======== Information supplied

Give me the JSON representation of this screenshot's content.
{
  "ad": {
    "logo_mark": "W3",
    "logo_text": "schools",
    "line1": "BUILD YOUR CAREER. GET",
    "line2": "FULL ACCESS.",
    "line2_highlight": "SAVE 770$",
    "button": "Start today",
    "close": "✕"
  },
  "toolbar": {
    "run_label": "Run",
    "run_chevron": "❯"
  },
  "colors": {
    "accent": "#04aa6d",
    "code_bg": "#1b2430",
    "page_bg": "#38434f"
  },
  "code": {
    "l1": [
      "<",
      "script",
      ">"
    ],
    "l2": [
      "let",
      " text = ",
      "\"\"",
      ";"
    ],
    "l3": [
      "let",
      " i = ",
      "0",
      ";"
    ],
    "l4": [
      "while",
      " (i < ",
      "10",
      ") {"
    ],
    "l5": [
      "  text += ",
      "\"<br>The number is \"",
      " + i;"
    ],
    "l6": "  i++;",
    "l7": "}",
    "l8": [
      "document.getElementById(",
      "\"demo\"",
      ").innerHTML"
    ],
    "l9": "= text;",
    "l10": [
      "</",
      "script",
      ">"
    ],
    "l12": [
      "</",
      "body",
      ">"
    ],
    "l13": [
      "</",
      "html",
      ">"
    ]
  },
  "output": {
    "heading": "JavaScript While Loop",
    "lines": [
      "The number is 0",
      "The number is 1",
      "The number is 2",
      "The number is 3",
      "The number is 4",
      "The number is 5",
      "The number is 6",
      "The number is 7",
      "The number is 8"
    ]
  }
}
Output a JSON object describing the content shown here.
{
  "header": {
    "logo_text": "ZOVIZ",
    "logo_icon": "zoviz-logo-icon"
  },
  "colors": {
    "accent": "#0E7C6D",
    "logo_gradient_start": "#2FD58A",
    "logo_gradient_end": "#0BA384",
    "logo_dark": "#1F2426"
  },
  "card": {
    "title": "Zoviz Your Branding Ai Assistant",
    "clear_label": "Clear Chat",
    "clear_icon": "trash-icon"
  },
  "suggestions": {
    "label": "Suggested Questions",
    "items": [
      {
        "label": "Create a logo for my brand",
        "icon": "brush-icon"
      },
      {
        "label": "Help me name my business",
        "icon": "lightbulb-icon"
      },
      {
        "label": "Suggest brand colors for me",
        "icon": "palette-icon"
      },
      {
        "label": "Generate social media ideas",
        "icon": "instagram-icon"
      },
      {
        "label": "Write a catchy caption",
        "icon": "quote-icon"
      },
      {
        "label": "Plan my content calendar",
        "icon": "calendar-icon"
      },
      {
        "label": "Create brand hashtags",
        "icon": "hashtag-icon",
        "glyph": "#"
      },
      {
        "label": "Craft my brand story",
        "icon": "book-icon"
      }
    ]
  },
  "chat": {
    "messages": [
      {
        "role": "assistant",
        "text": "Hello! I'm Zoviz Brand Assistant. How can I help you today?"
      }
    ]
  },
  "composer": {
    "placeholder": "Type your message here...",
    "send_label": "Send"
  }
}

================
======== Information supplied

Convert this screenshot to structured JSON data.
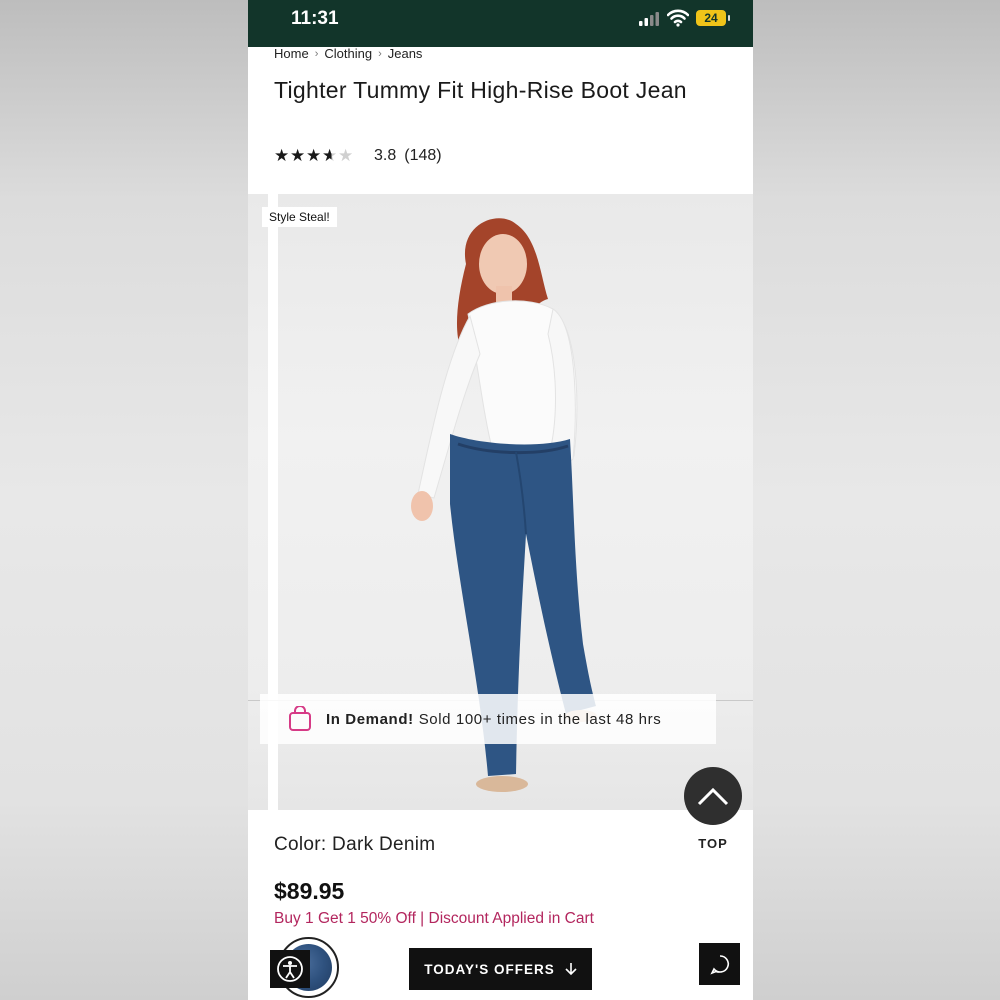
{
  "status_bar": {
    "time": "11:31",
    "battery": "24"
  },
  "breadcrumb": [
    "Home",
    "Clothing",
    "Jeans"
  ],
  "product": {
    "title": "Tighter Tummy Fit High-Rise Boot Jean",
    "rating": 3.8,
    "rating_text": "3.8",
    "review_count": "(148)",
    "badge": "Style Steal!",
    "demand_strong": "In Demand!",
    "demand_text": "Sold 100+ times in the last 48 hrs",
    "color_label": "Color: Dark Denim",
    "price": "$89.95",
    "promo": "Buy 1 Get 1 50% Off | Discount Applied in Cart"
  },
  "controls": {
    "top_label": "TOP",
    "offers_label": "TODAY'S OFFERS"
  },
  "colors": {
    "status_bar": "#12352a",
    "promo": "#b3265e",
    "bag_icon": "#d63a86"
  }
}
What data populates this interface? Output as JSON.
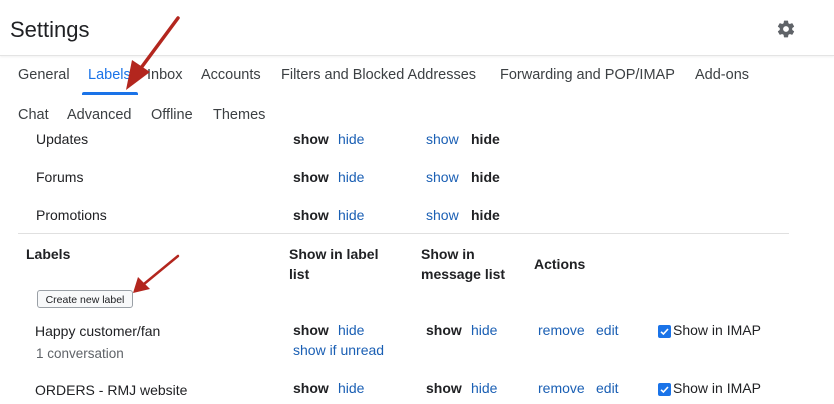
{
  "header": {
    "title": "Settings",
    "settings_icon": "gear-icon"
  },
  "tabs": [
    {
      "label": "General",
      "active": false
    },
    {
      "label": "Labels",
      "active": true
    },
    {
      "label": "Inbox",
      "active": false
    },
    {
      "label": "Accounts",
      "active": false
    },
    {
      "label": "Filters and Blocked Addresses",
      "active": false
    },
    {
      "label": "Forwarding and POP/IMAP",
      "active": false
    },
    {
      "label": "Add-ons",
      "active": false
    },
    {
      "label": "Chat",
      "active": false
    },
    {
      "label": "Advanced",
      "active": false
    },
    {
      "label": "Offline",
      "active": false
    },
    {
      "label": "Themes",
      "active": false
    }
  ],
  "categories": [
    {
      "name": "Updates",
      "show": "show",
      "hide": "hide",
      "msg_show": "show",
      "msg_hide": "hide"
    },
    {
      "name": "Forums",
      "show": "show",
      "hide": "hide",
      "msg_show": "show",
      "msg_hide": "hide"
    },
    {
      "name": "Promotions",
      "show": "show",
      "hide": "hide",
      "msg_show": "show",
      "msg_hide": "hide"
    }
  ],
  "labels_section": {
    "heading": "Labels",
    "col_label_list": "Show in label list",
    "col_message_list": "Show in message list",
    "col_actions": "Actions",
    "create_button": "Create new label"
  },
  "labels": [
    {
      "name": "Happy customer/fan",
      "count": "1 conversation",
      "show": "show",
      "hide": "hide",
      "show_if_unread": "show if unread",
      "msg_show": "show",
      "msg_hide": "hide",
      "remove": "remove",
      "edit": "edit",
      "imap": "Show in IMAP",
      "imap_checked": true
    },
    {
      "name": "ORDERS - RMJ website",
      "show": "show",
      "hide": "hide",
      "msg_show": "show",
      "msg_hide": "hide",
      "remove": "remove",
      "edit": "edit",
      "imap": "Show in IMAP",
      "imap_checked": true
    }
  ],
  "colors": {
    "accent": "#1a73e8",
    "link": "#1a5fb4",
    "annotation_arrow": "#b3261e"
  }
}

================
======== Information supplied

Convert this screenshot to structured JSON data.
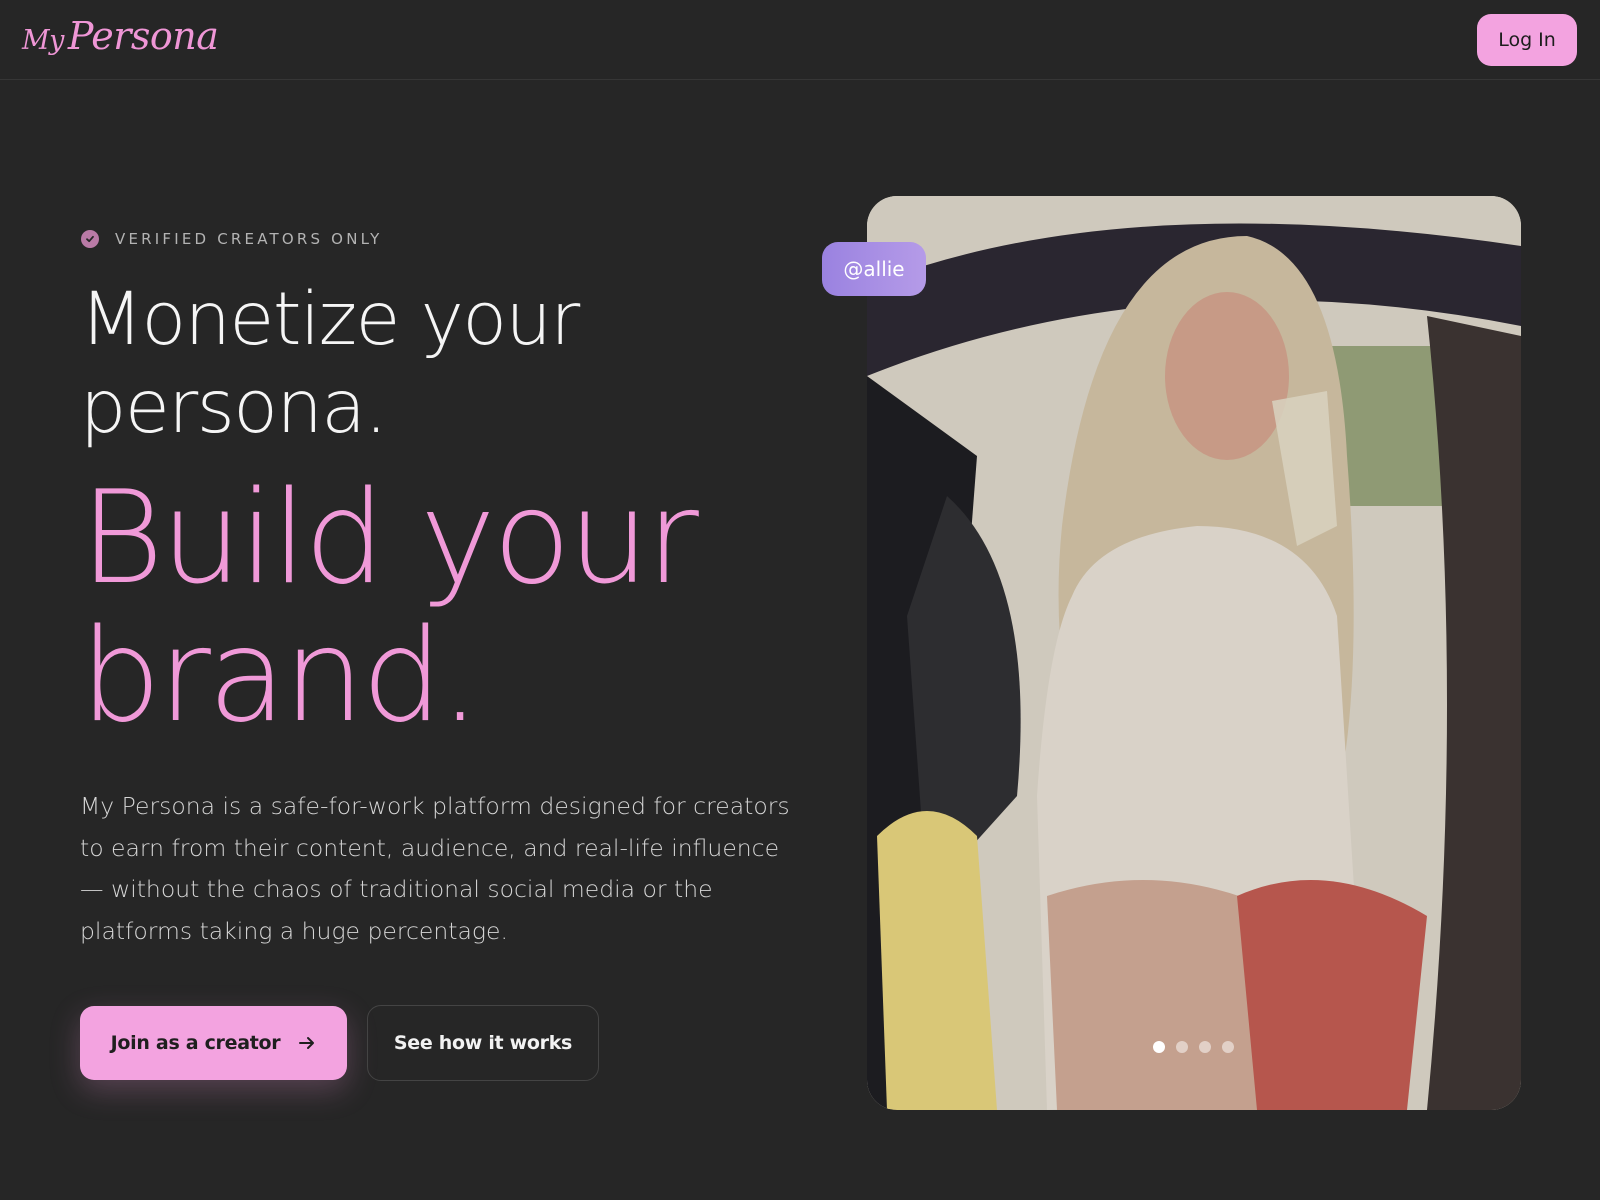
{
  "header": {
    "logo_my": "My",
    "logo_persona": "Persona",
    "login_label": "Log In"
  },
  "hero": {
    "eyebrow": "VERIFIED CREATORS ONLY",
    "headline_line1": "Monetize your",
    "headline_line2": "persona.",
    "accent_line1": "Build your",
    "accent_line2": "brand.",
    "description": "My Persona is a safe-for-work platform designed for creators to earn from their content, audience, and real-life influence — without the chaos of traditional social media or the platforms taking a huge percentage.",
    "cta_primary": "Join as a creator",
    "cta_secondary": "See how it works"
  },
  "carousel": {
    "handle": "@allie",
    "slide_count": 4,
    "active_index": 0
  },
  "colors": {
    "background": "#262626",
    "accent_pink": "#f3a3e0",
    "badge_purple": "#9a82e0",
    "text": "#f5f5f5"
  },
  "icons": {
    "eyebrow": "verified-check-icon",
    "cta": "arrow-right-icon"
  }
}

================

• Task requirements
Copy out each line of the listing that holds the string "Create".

• Exercise answer
        "label": "Create a logo for my brand",
        "label": "Create brand hashtags",
    "create_button": "Create new label"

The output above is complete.